O'Connell under fire failed to quell the panic in the ranks. He is used to winning as captain of Munster and used to dominating. Did McGeechan think the Lions would ever dominate the current world champions? There was an air of panic in the Munster ranks. The skipper's first lieutenant, Ronan O'Gara, went missing for Munster as he had for Ireland against England and without him the big man looked just a little bit lost.
In contrast, O'Driscoll has the miles of high octane captaincy on the clock. He has the experiences of the tight wins and narrow losses to help him navigate through the squalls and showers, not to mention storms that will blow into the faces of the Lions. He also has the respect of world opposition in a way that O'Connell does not.
Respect is earned through achievements not sheer size. Fingers crossed that the outstanding Munster man takes the step from one of Europe's finest to one of the world's, but he is yet to do so whereas O'Driscoll - however many inches shorter than his flame-haired friend - is a player nobody can look down upon.

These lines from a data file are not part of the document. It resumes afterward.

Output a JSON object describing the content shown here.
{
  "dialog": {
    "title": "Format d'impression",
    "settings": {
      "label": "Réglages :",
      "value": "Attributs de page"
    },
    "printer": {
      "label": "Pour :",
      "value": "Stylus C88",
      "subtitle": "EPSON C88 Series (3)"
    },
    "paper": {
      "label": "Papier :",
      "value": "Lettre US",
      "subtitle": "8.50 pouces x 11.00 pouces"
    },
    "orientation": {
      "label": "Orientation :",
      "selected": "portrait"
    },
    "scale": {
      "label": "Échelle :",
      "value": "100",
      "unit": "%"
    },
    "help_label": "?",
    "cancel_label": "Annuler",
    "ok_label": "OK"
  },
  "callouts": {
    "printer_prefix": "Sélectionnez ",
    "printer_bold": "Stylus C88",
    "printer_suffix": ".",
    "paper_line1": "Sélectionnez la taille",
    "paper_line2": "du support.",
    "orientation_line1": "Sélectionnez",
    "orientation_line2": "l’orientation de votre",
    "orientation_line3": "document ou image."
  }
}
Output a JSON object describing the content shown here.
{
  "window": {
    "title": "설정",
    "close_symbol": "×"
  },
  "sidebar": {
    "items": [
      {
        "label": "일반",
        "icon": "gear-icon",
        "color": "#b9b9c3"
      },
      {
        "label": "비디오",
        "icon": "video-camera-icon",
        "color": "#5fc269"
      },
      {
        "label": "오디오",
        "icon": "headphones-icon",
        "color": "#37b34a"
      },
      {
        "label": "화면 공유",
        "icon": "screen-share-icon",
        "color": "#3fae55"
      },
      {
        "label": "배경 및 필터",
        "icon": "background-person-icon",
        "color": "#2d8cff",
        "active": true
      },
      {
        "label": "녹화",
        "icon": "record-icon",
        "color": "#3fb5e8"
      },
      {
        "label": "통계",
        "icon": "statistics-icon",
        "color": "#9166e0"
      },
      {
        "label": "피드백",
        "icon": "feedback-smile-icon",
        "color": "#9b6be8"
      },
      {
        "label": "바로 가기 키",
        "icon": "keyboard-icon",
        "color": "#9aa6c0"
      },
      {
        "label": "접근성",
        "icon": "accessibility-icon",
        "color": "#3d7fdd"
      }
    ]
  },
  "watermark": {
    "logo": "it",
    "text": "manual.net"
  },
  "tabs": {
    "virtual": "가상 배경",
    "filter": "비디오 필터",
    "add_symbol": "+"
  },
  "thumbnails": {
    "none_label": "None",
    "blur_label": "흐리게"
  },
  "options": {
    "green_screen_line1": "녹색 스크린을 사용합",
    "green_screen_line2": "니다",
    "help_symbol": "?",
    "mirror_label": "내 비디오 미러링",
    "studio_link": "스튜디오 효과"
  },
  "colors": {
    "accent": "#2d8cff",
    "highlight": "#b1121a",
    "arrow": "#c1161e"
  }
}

It seems that this whole 'imposing figure standing outside the opposition changing room door' is something symbolic and metaphorical that has seeped into the legend of the Lions, and become somehow an accepted but flawed reality. It is not size but standing that matters. Shaun Fitzpatrick, Nick Farr Jones and now John Smit; none of these are goliaths, but all were or are leaders based upon their achievements on the field and their qualities as a captain. On those terms the Lions had only one choice as captain for South Africa and it was not Paul O'Connell.
Ian McGeechan has taken a huge gamble in overlooking the Grand Slam captain as the one and only obvious leader of the Lions. If O'Connell cannot rise to the heights where the Springbok locks perform the decision to base judgement around Lions mythology will look one of the erroneous decisions of Ian McGeechan's illustrious career.